In the American presidential election, it is traditional to have one televised debate on domestic affairs and one on foreign affairs. The Brits like to think of themselves as more outward-looking than the Americans, but in this UK election there are going to be three televised debates and just half of one will be devoted to the rest of the world. That half took place tonight.

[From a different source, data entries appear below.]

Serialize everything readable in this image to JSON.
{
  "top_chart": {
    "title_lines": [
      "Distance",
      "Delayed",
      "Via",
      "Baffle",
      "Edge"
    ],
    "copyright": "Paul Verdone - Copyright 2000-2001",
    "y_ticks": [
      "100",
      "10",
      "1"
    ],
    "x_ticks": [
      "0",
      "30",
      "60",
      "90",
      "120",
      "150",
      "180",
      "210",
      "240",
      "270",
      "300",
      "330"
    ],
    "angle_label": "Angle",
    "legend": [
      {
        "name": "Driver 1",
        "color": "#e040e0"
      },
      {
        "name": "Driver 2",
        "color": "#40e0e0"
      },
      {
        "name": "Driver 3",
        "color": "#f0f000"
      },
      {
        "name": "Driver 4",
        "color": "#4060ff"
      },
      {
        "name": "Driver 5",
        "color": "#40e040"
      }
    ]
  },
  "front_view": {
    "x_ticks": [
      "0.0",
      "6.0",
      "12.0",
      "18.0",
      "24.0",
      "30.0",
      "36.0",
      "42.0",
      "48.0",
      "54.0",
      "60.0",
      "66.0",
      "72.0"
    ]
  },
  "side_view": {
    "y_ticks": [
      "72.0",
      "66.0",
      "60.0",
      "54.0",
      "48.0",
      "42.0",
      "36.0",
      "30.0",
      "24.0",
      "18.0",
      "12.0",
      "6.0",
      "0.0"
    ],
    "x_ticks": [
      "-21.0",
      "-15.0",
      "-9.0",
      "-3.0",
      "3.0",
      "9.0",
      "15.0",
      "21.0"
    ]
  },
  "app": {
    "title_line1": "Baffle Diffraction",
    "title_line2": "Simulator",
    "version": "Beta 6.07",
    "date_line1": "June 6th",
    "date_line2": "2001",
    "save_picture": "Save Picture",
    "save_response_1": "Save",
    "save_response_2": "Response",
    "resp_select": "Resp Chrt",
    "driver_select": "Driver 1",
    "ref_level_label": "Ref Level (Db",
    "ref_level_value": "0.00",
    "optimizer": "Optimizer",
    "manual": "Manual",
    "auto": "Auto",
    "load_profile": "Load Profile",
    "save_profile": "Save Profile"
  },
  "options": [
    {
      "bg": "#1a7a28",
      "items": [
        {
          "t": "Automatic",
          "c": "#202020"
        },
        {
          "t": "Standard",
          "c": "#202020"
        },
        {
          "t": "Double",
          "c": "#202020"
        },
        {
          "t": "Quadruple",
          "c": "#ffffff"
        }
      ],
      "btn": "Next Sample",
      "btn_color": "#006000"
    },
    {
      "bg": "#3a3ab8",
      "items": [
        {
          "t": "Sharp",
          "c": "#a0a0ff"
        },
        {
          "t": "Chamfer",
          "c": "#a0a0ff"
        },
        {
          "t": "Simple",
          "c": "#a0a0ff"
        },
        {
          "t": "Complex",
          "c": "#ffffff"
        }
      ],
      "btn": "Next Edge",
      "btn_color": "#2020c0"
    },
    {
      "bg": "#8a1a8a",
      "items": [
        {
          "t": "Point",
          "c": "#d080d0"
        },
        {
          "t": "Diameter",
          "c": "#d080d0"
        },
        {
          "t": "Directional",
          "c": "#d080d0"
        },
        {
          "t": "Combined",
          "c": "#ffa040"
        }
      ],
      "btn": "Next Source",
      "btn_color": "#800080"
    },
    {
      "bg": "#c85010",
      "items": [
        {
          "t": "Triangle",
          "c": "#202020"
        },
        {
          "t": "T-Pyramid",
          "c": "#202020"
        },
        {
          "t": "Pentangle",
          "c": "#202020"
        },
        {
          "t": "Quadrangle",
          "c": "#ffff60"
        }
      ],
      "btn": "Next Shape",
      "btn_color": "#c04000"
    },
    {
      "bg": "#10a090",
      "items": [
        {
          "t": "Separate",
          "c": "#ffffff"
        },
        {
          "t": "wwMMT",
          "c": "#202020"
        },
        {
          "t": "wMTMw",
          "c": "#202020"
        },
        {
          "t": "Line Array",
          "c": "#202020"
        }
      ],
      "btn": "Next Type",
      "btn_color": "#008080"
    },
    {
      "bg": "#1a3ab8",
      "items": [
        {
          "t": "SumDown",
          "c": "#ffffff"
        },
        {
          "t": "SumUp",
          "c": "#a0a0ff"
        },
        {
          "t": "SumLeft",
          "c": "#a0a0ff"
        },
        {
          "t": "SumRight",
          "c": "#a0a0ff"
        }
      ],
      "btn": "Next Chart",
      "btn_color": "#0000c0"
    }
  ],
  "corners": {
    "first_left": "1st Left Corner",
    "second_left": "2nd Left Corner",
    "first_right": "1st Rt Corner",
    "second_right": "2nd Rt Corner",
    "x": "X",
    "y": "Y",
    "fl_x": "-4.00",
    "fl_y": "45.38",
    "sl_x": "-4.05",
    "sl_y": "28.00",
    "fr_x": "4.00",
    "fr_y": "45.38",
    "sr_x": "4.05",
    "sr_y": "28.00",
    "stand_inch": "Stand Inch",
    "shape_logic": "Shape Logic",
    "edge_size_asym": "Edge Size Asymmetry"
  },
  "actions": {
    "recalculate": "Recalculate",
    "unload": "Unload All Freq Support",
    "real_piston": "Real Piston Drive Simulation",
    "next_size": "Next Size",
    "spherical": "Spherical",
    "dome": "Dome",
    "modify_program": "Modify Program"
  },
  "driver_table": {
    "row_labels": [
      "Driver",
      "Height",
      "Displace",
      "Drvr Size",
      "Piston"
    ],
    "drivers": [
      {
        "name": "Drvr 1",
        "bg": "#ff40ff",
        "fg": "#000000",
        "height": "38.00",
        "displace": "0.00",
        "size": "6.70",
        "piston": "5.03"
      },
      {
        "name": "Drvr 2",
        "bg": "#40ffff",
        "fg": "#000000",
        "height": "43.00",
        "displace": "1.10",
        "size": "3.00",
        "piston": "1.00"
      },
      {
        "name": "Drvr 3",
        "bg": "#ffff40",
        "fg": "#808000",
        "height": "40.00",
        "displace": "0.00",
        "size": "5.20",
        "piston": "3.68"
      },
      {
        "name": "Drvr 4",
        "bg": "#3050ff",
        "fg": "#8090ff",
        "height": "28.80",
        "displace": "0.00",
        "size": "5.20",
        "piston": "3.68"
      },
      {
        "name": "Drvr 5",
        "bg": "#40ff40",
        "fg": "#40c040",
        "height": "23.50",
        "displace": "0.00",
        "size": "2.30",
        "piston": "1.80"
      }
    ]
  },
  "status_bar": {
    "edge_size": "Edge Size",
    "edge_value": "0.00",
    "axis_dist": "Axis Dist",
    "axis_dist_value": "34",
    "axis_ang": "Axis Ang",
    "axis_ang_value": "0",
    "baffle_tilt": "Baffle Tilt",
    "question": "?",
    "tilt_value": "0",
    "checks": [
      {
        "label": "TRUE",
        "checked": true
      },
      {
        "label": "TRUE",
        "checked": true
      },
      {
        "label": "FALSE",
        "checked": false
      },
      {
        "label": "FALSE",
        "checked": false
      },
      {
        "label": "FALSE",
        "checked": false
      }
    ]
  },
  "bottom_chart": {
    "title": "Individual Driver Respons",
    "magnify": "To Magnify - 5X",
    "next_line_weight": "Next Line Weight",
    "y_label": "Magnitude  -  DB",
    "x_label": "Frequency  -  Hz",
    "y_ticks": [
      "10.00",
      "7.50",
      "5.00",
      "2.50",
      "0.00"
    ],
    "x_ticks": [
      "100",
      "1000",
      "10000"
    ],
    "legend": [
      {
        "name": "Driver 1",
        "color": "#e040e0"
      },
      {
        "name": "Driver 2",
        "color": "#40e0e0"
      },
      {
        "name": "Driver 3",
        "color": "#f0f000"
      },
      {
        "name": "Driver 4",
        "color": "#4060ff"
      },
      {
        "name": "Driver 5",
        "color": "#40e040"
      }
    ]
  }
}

There were no particularly startling announcements or arguments, but I thought the debate did give an interesting snap-shot of what global issues matter in the British debate. There were five big questions raised: the European Union, Afghanistan, the war on terror, nuclear deterrence and climate change. Russia, China and India were barely mentioned – even though Britain has had a terrible relationship with Russia in recent years and the rise of China and India is the most important long-term global development. If this debate had taken place in the Bush years, you might have expected an agonised debate about Britain’s relationship with America. As it was, Gordon Brown made a half-hearted attempt to lable Nick Clegg, anti-American. And Clegg responded with a sprited defence of a more independent attitude to the US. But the argument over America never really caught fire. Read more